It is widely acknowledged that grammar has played a central role in language teaching. Syllabus design and a wide diversity of approaches to language teaching have relied on this assumption, namely, the fundamental role of grammar in second- or foreign-language learning.
Most people contend that the education system, as it manifests itself in many western countries, is inadequate and even pernicious. This general discontent should not be ignored; on the contrary, it should sensitize us to the problems that we are confronted with in our attempt to become educated citizens and, most importantly, individuals. But what does it mean to become individuals?
The pressure upon schools to improve and raise achievement is unlikely to recede over the next decade, which would suggest that the school effectiveness and school improvement research fields are likely to remain influential and popular with practitioners and policy makers alike. Until recently, these two traditions have gone their separate ways, mainly because of differences in methodological orientation and ideological position.
Indisputably, teaching pronunciation is one of the most complicated yet significant aspects of EFL / ESL teaching.
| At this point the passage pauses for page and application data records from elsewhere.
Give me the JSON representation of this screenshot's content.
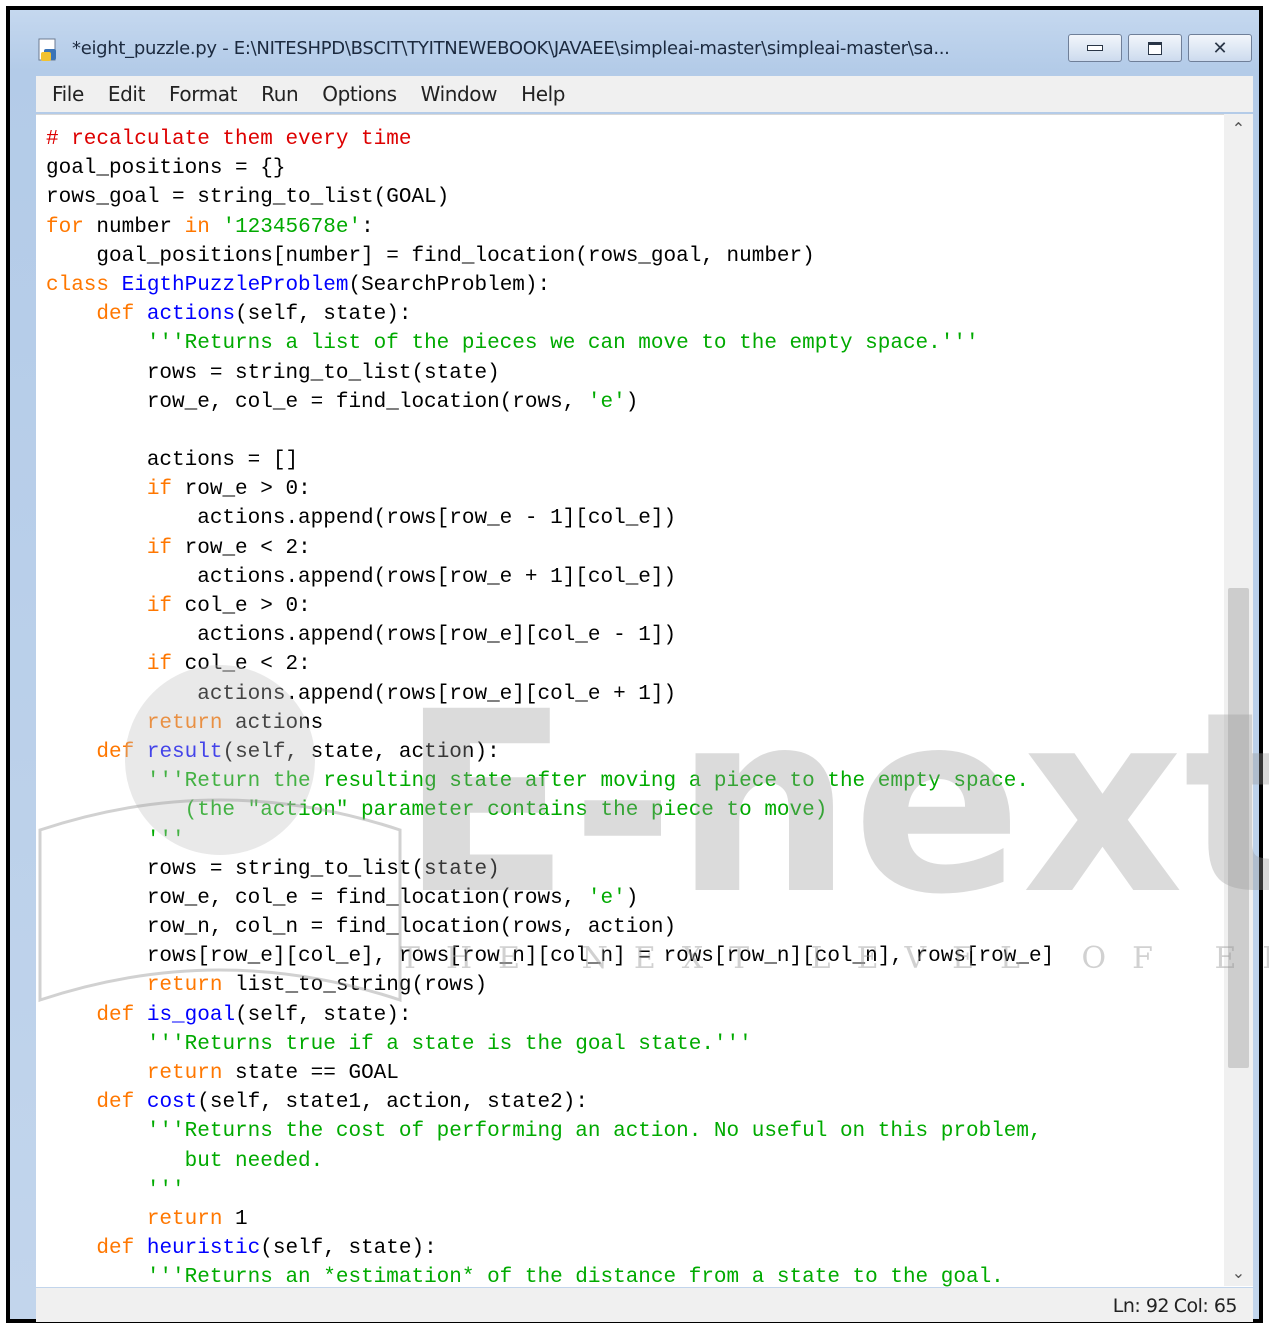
{
  "window": {
    "title": "*eight_puzzle.py - E:\\NITESHPD\\BSCIT\\TYITNEWEBOOK\\JAVAEE\\simpleai-master\\simpleai-master\\sa...",
    "controls": {
      "minimize": "minimize",
      "maximize": "maximize",
      "close": "close"
    }
  },
  "menu": {
    "items": [
      "File",
      "Edit",
      "Format",
      "Run",
      "Options",
      "Window",
      "Help"
    ]
  },
  "editor": {
    "language": "python",
    "lines": [
      [
        [
          "com",
          "# recalculate them every time"
        ]
      ],
      [
        [
          "",
          "goal_positions = {}"
        ]
      ],
      [
        [
          "",
          "rows_goal = string_to_list(GOAL)"
        ]
      ],
      [
        [
          "kw",
          "for"
        ],
        [
          "",
          " number "
        ],
        [
          "kw",
          "in"
        ],
        [
          "",
          " "
        ],
        [
          "str",
          "'12345678e'"
        ],
        [
          "",
          ":"
        ]
      ],
      [
        [
          "",
          "    goal_positions[number] = find_location(rows_goal, number)"
        ]
      ],
      [
        [
          "kw",
          "class"
        ],
        [
          "",
          " "
        ],
        [
          "def",
          "EigthPuzzleProblem"
        ],
        [
          "",
          "(SearchProblem):"
        ]
      ],
      [
        [
          "",
          "    "
        ],
        [
          "kw",
          "def"
        ],
        [
          "",
          " "
        ],
        [
          "def",
          "actions"
        ],
        [
          "",
          "(self, state):"
        ]
      ],
      [
        [
          "",
          "        "
        ],
        [
          "str",
          "'''Returns a list of the pieces we can move to the empty space.'''"
        ]
      ],
      [
        [
          "",
          "        rows = string_to_list(state)"
        ]
      ],
      [
        [
          "",
          "        row_e, col_e = find_location(rows, "
        ],
        [
          "str",
          "'e'"
        ],
        [
          "",
          ")"
        ]
      ],
      [
        [
          "",
          ""
        ]
      ],
      [
        [
          "",
          "        actions = []"
        ]
      ],
      [
        [
          "",
          "        "
        ],
        [
          "kw",
          "if"
        ],
        [
          "",
          " row_e > 0:"
        ]
      ],
      [
        [
          "",
          "            actions.append(rows[row_e - 1][col_e])"
        ]
      ],
      [
        [
          "",
          "        "
        ],
        [
          "kw",
          "if"
        ],
        [
          "",
          " row_e < 2:"
        ]
      ],
      [
        [
          "",
          "            actions.append(rows[row_e + 1][col_e])"
        ]
      ],
      [
        [
          "",
          "        "
        ],
        [
          "kw",
          "if"
        ],
        [
          "",
          " col_e > 0:"
        ]
      ],
      [
        [
          "",
          "            actions.append(rows[row_e][col_e - 1])"
        ]
      ],
      [
        [
          "",
          "        "
        ],
        [
          "kw",
          "if"
        ],
        [
          "",
          " col_e < 2:"
        ]
      ],
      [
        [
          "",
          "            actions.append(rows[row_e][col_e + 1])"
        ]
      ],
      [
        [
          "",
          "        "
        ],
        [
          "kw",
          "return"
        ],
        [
          "",
          " actions"
        ]
      ],
      [
        [
          "",
          "    "
        ],
        [
          "kw",
          "def"
        ],
        [
          "",
          " "
        ],
        [
          "def",
          "result"
        ],
        [
          "",
          "(self, state, action):"
        ]
      ],
      [
        [
          "",
          "        "
        ],
        [
          "str",
          "'''Return the resulting state after moving a piece to the empty space."
        ]
      ],
      [
        [
          "str",
          "           (the \"action\" parameter contains the piece to move)"
        ]
      ],
      [
        [
          "",
          "        "
        ],
        [
          "str",
          "'''"
        ]
      ],
      [
        [
          "",
          "        rows = string_to_list(state)"
        ]
      ],
      [
        [
          "",
          "        row_e, col_e = find_location(rows, "
        ],
        [
          "str",
          "'e'"
        ],
        [
          "",
          ")"
        ]
      ],
      [
        [
          "",
          "        row_n, col_n = find_location(rows, action)"
        ]
      ],
      [
        [
          "",
          "        rows[row_e][col_e], rows[row_n][col_n] = rows[row_n][col_n], rows[row_e]"
        ]
      ],
      [
        [
          "",
          "        "
        ],
        [
          "kw",
          "return"
        ],
        [
          "",
          " list_to_string(rows)"
        ]
      ],
      [
        [
          "",
          "    "
        ],
        [
          "kw",
          "def"
        ],
        [
          "",
          " "
        ],
        [
          "def",
          "is_goal"
        ],
        [
          "",
          "(self, state):"
        ]
      ],
      [
        [
          "",
          "        "
        ],
        [
          "str",
          "'''Returns true if a state is the goal state.'''"
        ]
      ],
      [
        [
          "",
          "        "
        ],
        [
          "kw",
          "return"
        ],
        [
          "",
          " state == GOAL"
        ]
      ],
      [
        [
          "",
          "    "
        ],
        [
          "kw",
          "def"
        ],
        [
          "",
          " "
        ],
        [
          "def",
          "cost"
        ],
        [
          "",
          "(self, state1, action, state2):"
        ]
      ],
      [
        [
          "",
          "        "
        ],
        [
          "str",
          "'''Returns the cost of performing an action. No useful on this problem,"
        ]
      ],
      [
        [
          "str",
          "           but needed."
        ]
      ],
      [
        [
          "",
          "        "
        ],
        [
          "str",
          "'''"
        ]
      ],
      [
        [
          "",
          "        "
        ],
        [
          "kw",
          "return"
        ],
        [
          "",
          " 1"
        ]
      ],
      [
        [
          "",
          "    "
        ],
        [
          "kw",
          "def"
        ],
        [
          "",
          " "
        ],
        [
          "def",
          "heuristic"
        ],
        [
          "",
          "(self, state):"
        ]
      ],
      [
        [
          "",
          "        "
        ],
        [
          "str",
          "'''Returns an *estimation* of the distance from a state to the goal."
        ]
      ]
    ]
  },
  "status": {
    "line": "Ln: 92",
    "column": "Col: 65"
  },
  "watermark": {
    "brand": "E-next",
    "tagline": "THE NEXT LEVEL OF EDUCATION"
  },
  "colors": {
    "keyword": "#ff7700",
    "definition": "#0000ff",
    "string": "#00aa00",
    "comment": "#dd0000",
    "builtin": "#900090"
  }
}
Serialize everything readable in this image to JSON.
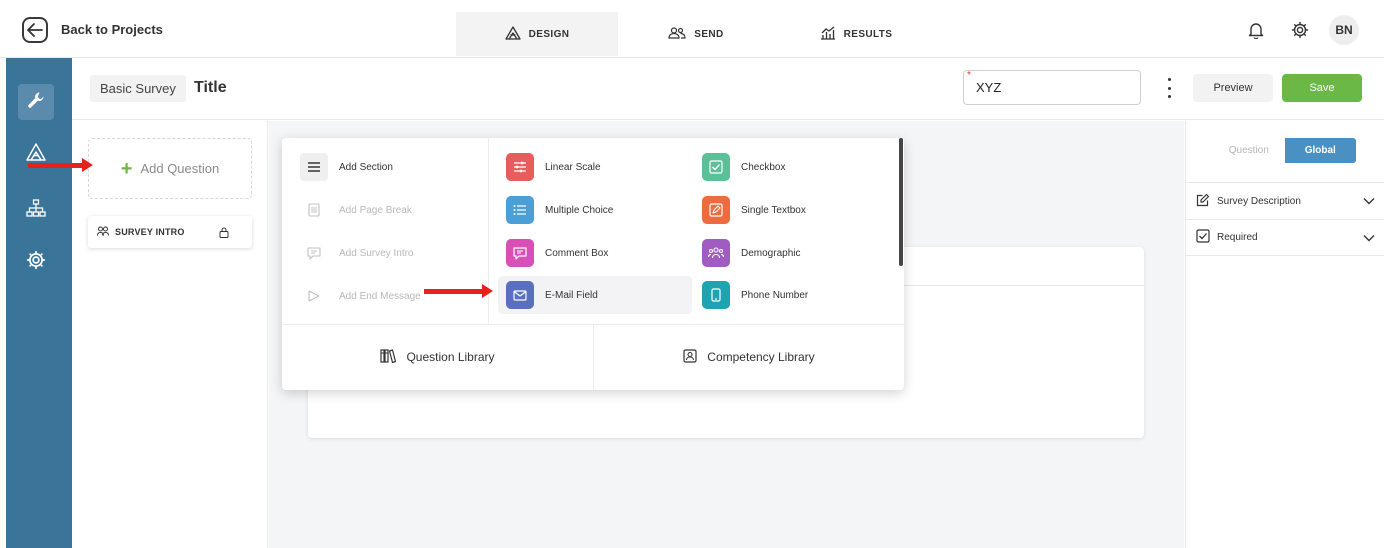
{
  "topbar": {
    "back_label": "Back to Projects",
    "tabs": [
      {
        "label": "DESIGN",
        "icon": "design-icon",
        "active": true
      },
      {
        "label": "SEND",
        "icon": "people-icon",
        "active": false
      },
      {
        "label": "RESULTS",
        "icon": "chart-icon",
        "active": false
      }
    ],
    "avatar_initials": "BN"
  },
  "rail": {
    "items": [
      {
        "icon": "wrench-icon",
        "active": true
      },
      {
        "icon": "design-icon",
        "active": false
      },
      {
        "icon": "hierarchy-icon",
        "active": false
      },
      {
        "icon": "gear-icon",
        "active": false
      }
    ]
  },
  "header": {
    "survey_type": "Basic Survey",
    "title": "Title",
    "name_value": "XYZ",
    "preview_label": "Preview",
    "save_label": "Save"
  },
  "left_panel": {
    "add_question_label": "Add Question",
    "survey_intro_label": "SURVEY INTRO"
  },
  "menu": {
    "left_items": [
      {
        "label": "Add Section",
        "icon": "lines-icon",
        "enabled": true
      },
      {
        "label": "Add Page Break",
        "icon": "page-break-icon",
        "enabled": false
      },
      {
        "label": "Add Survey Intro",
        "icon": "intro-icon",
        "enabled": false
      },
      {
        "label": "Add End Message",
        "icon": "flag-icon",
        "enabled": false
      }
    ],
    "question_types": [
      {
        "label": "Linear Scale",
        "icon": "sliders-icon",
        "color": "#e95c5c"
      },
      {
        "label": "Checkbox",
        "icon": "checkbox-icon",
        "color": "#5bbf97"
      },
      {
        "label": "Multiple Choice",
        "icon": "list-icon",
        "color": "#4a9fd6"
      },
      {
        "label": "Single Textbox",
        "icon": "pencil-icon",
        "color": "#ee6a3f"
      },
      {
        "label": "Comment Box",
        "icon": "comment-icon",
        "color": "#d94fb8"
      },
      {
        "label": "Demographic",
        "icon": "group-icon",
        "color": "#a05cc0"
      },
      {
        "label": "E-Mail Field",
        "icon": "mail-icon",
        "color": "#5a6fbf"
      },
      {
        "label": "Phone Number",
        "icon": "phone-icon",
        "color": "#1fa3b0"
      }
    ],
    "library_buttons": [
      {
        "label": "Question Library",
        "icon": "books-icon"
      },
      {
        "label": "Competency Library",
        "icon": "badge-icon"
      }
    ]
  },
  "right_panel": {
    "toggle": {
      "question_label": "Question",
      "global_label": "Global",
      "active": "Global"
    },
    "sections": [
      {
        "label": "Survey Description",
        "icon": "edit-icon"
      },
      {
        "label": "Required",
        "icon": "checked-box-icon"
      }
    ]
  },
  "colors": {
    "rail": "#3b7499",
    "save_green": "#6cb847",
    "global_blue": "#4a90c2",
    "annotation_red": "#e3231b"
  }
}
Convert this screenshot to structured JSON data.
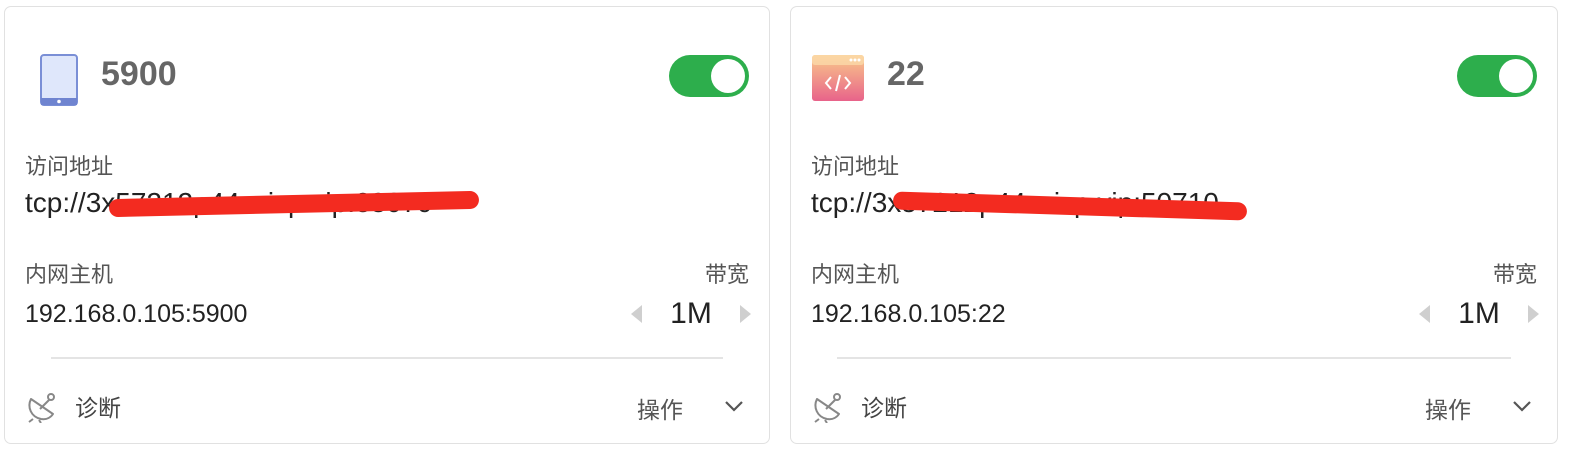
{
  "cards": [
    {
      "icon": "tablet-icon",
      "title": "5900",
      "enabled": true,
      "address_label": "访问地址",
      "address": "tcp://3x57212p44.wicp.vip:38079",
      "host_label": "内网主机",
      "host": "192.168.0.105:5900",
      "bandwidth_label": "带宽",
      "bandwidth": "1M",
      "diagnose_label": "诊断",
      "ops_label": "操作"
    },
    {
      "icon": "code-window-icon",
      "title": "22",
      "enabled": true,
      "address_label": "访问地址",
      "address": "tcp://3x57212p44.wicp.vip:50710",
      "host_label": "内网主机",
      "host": "192.168.0.105:22",
      "bandwidth_label": "带宽",
      "bandwidth": "1M",
      "diagnose_label": "诊断",
      "ops_label": "操作"
    }
  ],
  "colors": {
    "toggle_on": "#2dae4c",
    "redaction": "#f32b20"
  }
}
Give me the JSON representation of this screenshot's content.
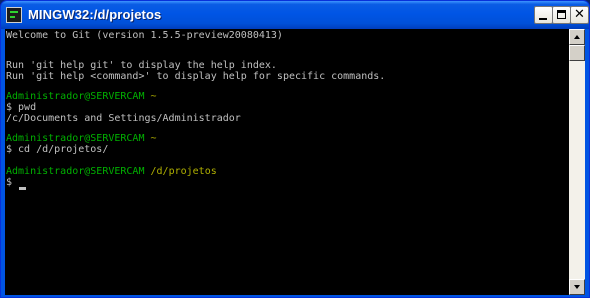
{
  "window": {
    "title": "MINGW32:/d/projetos"
  },
  "titlebar": {
    "app_icon": "terminal-icon",
    "minimize_icon": "minimize-icon",
    "maximize_icon": "maximize-icon",
    "close_icon": "close-icon",
    "close_glyph": "✕"
  },
  "console": {
    "welcome": "Welcome to Git (version 1.5.5-preview20080413)",
    "help_line_1": "Run 'git help git' to display the help index.",
    "help_line_2": "Run 'git help <command>' to display help for specific commands.",
    "prompt_1_user": "Administrador@SERVERCAM",
    "prompt_1_path": " ~",
    "cmd_1": "$ pwd",
    "output_1": "/c/Documents and Settings/Administrador",
    "prompt_2_user": "Administrador@SERVERCAM",
    "prompt_2_path": " ~",
    "cmd_2": "$ cd /d/projetos/",
    "prompt_3_user": "Administrador@SERVERCAM",
    "prompt_3_path": " /d/projetos",
    "cmd_3": "$ "
  },
  "colors": {
    "console_bg": "#000000",
    "console_text": "#c0c0c0",
    "prompt_user": "#00b000",
    "prompt_path": "#b0b000",
    "titlebar": "#0055e5"
  },
  "scrollbar": {
    "up_icon": "arrow-up-icon",
    "down_icon": "arrow-down-icon"
  }
}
That is why it has been looked upon as the “Cinderella” of language teaching (Kelly, 1969; Dalton, 1997).